Elsie Marley ate her fishbone on the runlet where Cuthbert sat.
He was the frog with eyes in search of a head. He could see the end from beginning but not the middle.
His faithy sycophants bobbed behind, Throng, Posh, Gibber, Gish and Log, the brown toad who would never be a truly green frog.
Cuthbert hung from a lillypad and fussed at Marley:
"I'm a grocer," he said, " a cross between a cat and a bear."
He must have had two heads because he had two hats, but claimed he had lost the other.
"Where's my head at, where's my head," he moaned in song at the buried sea and blinked his four eyes twice.
The sycophants chorused: "I can't say."
The brown toad said, "ENOUGH!"
THEN Elsie Marley, who had two eyes, but they were good because one could see at night and the other could see in day, looked down in the buried deep to find the precious thing. I mean the head.
Marley got her nose wet, jammed the pond window, saw history float, and if you think fresh fish don't need then go down that pond where the ripe and catty things orbit.
Down at the Pond Boom! Boom!
The wish lamp was burning.
Pope Ili, Emperor of Kehar,
jewels, caskets, mining Boombays
under the waves.
Wake up, wake up!
Come out into the dusky desert.
See the moon chops are licking the waves.
Now we're undersea
Drams of knobby gits,
five more fish, bear toads,
and blue whiskered robins
with flippers ask for bugs.
Here floats Cuthbert's head
followed by fishnogs,
myloogie soups, liputs,
fish stints and cities of bean.
We look up at the water sky
and see the moons of Marley's eyes.
Behind her the sun and the bathy eight
planet sunsets of late earth
for children to go up and down,
NO, NO, LET US PLAY!
In the deep of air and sea
Elsie Marley cocked an eye,
head down and slow as each new day
as green pecans hold out, building nut,
or start a forgotten bulb and feel
like stretching up,
In that heat her kittens lay
and all the world feels by day
the fur, the peace, the warm,
snug place heads stay.
Elsie Marley popped a cork on TopSider Four. It had a blue frog on the mast. Beneath the frog was a quart of exquisite Nog traded at the Quick Think Market. Grring sounds bounced Marley high in air. She wanted to bounce buildings.
She leapt on the davenport. Dust motes flipped like fish. Out on the lake splashed bugs.

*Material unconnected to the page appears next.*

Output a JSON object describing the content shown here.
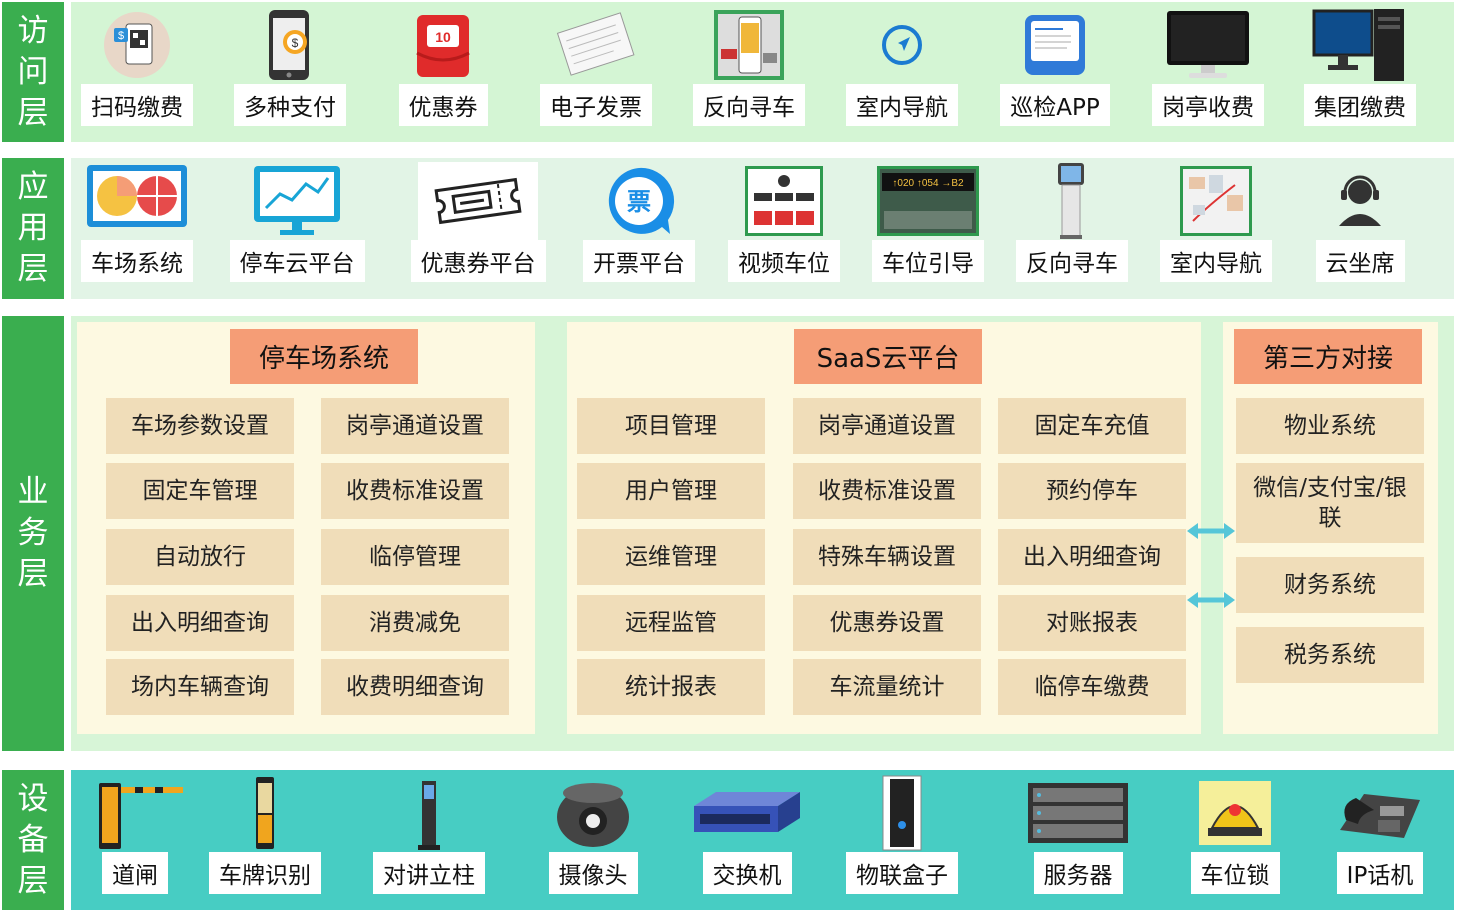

Marley dropped a paw into brineless doubt, got claws wet, but her tail shone. It waved like thunderheads in spring when winter warmed by shower pops out buds all over green to ripen into figs nobody could dream, rolling waves of clouds and tails and fish. That was her kitten wish.